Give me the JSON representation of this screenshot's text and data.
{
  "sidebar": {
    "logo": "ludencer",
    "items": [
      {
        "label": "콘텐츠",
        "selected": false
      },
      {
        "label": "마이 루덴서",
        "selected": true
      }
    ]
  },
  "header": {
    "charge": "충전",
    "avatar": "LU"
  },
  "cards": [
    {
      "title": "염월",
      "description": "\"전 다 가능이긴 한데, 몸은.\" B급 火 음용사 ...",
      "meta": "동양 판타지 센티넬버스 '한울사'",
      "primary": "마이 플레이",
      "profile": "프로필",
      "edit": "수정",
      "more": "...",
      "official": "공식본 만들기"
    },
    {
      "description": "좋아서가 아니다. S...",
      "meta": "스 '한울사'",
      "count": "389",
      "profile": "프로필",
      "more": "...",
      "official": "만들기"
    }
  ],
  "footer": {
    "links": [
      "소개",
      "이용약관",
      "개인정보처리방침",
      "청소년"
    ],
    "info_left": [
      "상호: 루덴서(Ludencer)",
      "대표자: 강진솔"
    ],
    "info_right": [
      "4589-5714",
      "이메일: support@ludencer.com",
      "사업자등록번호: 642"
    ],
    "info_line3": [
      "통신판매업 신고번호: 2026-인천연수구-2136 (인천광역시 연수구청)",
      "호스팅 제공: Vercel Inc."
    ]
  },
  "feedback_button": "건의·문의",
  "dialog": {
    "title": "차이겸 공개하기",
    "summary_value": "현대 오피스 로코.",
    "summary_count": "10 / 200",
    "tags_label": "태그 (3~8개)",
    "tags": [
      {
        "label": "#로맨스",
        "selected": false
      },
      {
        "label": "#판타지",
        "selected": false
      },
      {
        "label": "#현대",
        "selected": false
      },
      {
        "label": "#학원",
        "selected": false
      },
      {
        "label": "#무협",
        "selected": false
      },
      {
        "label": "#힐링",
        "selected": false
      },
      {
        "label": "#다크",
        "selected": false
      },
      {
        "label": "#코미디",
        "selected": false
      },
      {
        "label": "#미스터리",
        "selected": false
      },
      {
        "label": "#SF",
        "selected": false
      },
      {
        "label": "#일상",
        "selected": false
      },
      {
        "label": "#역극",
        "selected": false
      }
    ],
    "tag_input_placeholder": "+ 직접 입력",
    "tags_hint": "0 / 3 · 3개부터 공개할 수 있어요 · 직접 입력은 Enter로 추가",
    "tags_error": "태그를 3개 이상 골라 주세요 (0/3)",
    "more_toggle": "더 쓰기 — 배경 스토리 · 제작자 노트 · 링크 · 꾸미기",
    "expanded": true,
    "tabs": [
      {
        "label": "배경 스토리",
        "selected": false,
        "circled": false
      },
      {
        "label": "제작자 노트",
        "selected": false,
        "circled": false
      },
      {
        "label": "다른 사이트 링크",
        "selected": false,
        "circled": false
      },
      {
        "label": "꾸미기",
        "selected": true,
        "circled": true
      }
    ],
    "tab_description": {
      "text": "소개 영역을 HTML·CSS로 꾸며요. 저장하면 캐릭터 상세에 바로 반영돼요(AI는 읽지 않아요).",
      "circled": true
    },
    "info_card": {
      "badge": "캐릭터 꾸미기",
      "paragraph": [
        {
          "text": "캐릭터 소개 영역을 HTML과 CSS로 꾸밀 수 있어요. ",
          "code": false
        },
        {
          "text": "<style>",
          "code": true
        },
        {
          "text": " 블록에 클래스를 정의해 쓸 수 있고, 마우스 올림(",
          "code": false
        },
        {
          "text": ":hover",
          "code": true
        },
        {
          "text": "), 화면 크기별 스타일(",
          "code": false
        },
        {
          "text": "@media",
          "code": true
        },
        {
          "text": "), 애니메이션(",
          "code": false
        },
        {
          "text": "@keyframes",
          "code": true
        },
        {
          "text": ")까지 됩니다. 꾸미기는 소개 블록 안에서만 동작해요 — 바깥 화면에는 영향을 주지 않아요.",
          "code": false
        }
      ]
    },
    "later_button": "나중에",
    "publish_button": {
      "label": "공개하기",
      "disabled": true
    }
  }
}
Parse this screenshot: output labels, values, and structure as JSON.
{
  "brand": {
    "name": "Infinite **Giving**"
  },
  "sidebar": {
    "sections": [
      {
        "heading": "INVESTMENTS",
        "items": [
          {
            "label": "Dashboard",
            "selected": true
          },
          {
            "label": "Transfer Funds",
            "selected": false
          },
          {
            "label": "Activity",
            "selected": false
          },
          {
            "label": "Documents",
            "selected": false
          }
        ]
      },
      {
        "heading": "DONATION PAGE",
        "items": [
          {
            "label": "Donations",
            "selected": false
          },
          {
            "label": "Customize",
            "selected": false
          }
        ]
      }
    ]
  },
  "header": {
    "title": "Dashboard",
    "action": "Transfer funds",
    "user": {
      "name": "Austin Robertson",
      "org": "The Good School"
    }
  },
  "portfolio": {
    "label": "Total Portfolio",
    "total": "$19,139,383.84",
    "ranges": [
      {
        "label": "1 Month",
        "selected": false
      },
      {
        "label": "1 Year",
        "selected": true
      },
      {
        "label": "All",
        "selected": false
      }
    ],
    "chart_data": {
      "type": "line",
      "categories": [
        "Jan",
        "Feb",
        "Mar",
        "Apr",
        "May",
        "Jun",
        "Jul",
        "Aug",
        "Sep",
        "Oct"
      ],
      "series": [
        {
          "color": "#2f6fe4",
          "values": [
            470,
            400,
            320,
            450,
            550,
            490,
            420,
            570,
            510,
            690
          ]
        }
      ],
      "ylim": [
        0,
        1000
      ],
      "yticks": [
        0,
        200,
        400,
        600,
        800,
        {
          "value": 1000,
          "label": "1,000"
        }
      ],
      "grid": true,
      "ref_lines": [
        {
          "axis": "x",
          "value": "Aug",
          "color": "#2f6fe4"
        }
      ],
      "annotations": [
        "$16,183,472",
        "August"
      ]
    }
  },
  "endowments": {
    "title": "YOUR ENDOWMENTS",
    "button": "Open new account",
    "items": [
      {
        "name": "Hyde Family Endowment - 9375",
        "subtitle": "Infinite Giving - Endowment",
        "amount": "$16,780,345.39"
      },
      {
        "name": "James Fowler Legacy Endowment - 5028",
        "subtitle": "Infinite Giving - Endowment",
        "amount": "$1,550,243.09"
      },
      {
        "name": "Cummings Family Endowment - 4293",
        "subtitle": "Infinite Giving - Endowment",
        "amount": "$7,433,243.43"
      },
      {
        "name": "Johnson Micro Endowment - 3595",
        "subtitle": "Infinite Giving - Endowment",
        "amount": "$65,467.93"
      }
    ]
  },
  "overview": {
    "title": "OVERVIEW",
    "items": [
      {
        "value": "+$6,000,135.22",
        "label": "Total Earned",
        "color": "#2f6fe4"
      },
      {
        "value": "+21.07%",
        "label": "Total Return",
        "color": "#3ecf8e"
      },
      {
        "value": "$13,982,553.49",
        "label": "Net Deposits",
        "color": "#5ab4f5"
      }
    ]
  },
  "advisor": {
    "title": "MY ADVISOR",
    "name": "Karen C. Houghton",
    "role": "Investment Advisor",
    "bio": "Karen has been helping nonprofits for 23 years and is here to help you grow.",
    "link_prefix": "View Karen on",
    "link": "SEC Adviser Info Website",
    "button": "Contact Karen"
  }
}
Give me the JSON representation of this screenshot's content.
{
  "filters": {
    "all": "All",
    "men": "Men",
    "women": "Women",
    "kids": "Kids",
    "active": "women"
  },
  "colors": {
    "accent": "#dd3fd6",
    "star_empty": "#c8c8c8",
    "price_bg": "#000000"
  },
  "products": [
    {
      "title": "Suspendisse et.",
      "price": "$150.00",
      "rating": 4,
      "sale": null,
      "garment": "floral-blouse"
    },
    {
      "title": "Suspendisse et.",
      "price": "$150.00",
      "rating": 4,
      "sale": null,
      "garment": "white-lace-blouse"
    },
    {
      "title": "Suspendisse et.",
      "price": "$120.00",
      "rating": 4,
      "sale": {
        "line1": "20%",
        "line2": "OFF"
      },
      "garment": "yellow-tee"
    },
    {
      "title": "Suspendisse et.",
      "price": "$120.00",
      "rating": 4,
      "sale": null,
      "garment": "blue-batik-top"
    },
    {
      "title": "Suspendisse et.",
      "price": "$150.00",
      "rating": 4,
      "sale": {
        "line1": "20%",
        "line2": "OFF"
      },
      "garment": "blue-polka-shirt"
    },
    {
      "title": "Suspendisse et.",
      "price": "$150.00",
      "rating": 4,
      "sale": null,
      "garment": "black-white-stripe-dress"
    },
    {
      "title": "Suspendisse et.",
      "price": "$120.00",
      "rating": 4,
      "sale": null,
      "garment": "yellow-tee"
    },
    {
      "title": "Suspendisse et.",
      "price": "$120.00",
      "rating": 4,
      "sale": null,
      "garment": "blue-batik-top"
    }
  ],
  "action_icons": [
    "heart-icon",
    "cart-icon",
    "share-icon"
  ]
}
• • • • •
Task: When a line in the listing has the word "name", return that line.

Solution to this problem:
    "name": "Infinite **Giving**"
      "name": "Austin Robertson",
        "name": "Hyde Family Endowment - 9375",
        "name": "James Fowler Legacy Endowment - 5028",
        "name": "Cummings Family Endowment - 4293",
        "name": "Johnson Micro Endowment - 3595",
    "name": "Karen C. Houghton",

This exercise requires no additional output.